How to Make Authentic Gyudon: A Step-by-Step Guide
Japanese Gyudon features thinly sliced fatty beef cooked in a mildly sweet blend of mirin and soy sauce, served atop rice, often accompanied by a fried egg!
Neutral oil(like vegetable or canola oil)
2 medium onions (sliced very thinly)
1 pound very thinly sliced beef (fatty beef chuck or ribeye)
2 teaspoons sugar
2 tablespoons mirin
2 tablespoons soy sauce
1 cup dashi stock (can also substitute beef or chicken stock)
4 cups cooked white rice (short grain or medium grain preferred)
1 scallion (chopped)
2 teaspoons toasted sesame seeds (optional)
- Heat 2 tablespoons of oil in a large skillet over medium-high heat and add thinly sliced onions. Cook for roughly 10 minutes, making sure to stir periodically.
- Introduce the beef and sugar, and cook until the beef turns a slight brown color. Incorporate mirin, soy sauce, and dashi stock. Reduce the heat and simmer for about 10-15 minutes to create a thin sauce. Adjust the seasoning as needed, and consider adding a bit more soy sauce if desired.
- Meanwhile, in a separate pan or non-stick skillet, heat a few tablespoons of oil. Fry the eggs sunny-side-up. You can cook them in batches if necessary, ensuring that the egg yolks remain runny.
- Once the beef is tender, divide the cooked rice among 4 bowls. Top each with the beef and a fried egg. Garnish with finely chopped scallions and, if you like, some toasted sesame seeds.
Recipe: How to Make Japanese Beef Rice Bowl (Gyudon)
Japanese Beef Rice Bowl, known as Gyudon, features thinly sliced fatty beef cooked in a slightly sweet mixture of mirin and soy sauce, served over rice. Topped with a runny egg, Gyudon is an absolute delight!
Now, living in the New York City area, one of the things I fondly remember from my two years in Beijing is lunchtime.
Every weekday at noon, there would be a mass exodus from office buildings all across the city as coworkers ventured out for lunch. Lucky for me, I worked in an area of the city with a plethora of dining options and incredible diversity. I’d have hand-pulled noodles at a hole-in-the-wall spot on Mondays and hot pot at a Yunnan restaurant on Tuesdays.
Each week would be different – my coworkers and I would plan our lunch outings in advance, sometimes even a few days ahead (that was entirely normal behavior in Beijing, I’d come to learn). There were even some fantastic non-Asian options, like a place in Israel that served some of the best falafel I’ve ever tasted.

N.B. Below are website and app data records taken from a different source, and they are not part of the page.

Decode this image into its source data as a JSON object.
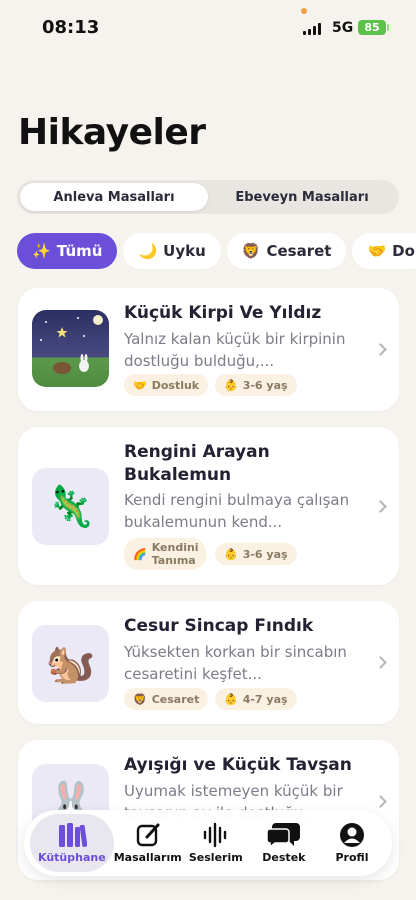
{
  "status_bar": {
    "time": "08:13",
    "network": "5G",
    "battery": "85"
  },
  "page": {
    "title": "Hikayeler"
  },
  "segments": [
    {
      "label": "Anleva Masalları",
      "active": true
    },
    {
      "label": "Ebeveyn Masalları",
      "active": false
    }
  ],
  "filters": [
    {
      "emoji": "✨",
      "label": "Tümü",
      "active": true
    },
    {
      "emoji": "🌙",
      "label": "Uyku",
      "active": false
    },
    {
      "emoji": "🦁",
      "label": "Cesaret",
      "active": false
    },
    {
      "emoji": "🤝",
      "label": "Do",
      "active": false
    }
  ],
  "stories": [
    {
      "title": "Küçük Kirpi Ve Yıldız",
      "description": "Yalnız kalan küçük bir kirpinin dostluğu bulduğu,...",
      "icon": "hedgehog-night-thumbnail",
      "tags": [
        {
          "emoji": "🤝",
          "label": "Dostluk"
        },
        {
          "emoji": "👶",
          "label": "3-6 yaş"
        }
      ]
    },
    {
      "title": "Rengini Arayan Bukalemun",
      "description": "Kendi rengini bulmaya çalışan bukalemunun kend...",
      "icon": "🦎",
      "tags": [
        {
          "emoji": "🌈",
          "label": "Kendini Tanıma"
        },
        {
          "emoji": "👶",
          "label": "3-6 yaş"
        }
      ]
    },
    {
      "title": "Cesur Sincap Fındık",
      "description": "Yüksekten korkan bir sincabın cesaretini keşfet...",
      "icon": "🐿️",
      "tags": [
        {
          "emoji": "🦁",
          "label": "Cesaret"
        },
        {
          "emoji": "👶",
          "label": "4-7 yaş"
        }
      ]
    },
    {
      "title": "Ayışığı ve Küçük Tavşan",
      "description": "Uyumak istemeyen küçük bir tavşanın ay ile dostluğu...",
      "icon": "🐰",
      "tags": []
    }
  ],
  "tabbar": [
    {
      "icon": "library-icon",
      "label": "Kütüphane",
      "active": true
    },
    {
      "icon": "edit-icon",
      "label": "Masallarım",
      "active": false
    },
    {
      "icon": "waveform-icon",
      "label": "Seslerim",
      "active": false
    },
    {
      "icon": "chat-icon",
      "label": "Destek",
      "active": false
    },
    {
      "icon": "profile-icon",
      "label": "Profil",
      "active": false
    }
  ],
  "colors": {
    "accent": "#6c4fd8",
    "background": "#f6f3ee",
    "battery": "#5cc24a"
  }
}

However, one of my all-time favorite lunch options was a Japanese spot serving the dish we’re talking about today: Japanese Beef Rice Bowl, or Gyudon.
Japanese Beef Rice Bowl, Gyudon, is essentially a dish of thinly sliced fatty beef, simmered in a slightly sweet mixture of mirin and soy sauce and served over rice. Sake is sometimes added to enhance the flavors. Where I went in Beijing, it would be served piping hot with a raw egg yolk on top.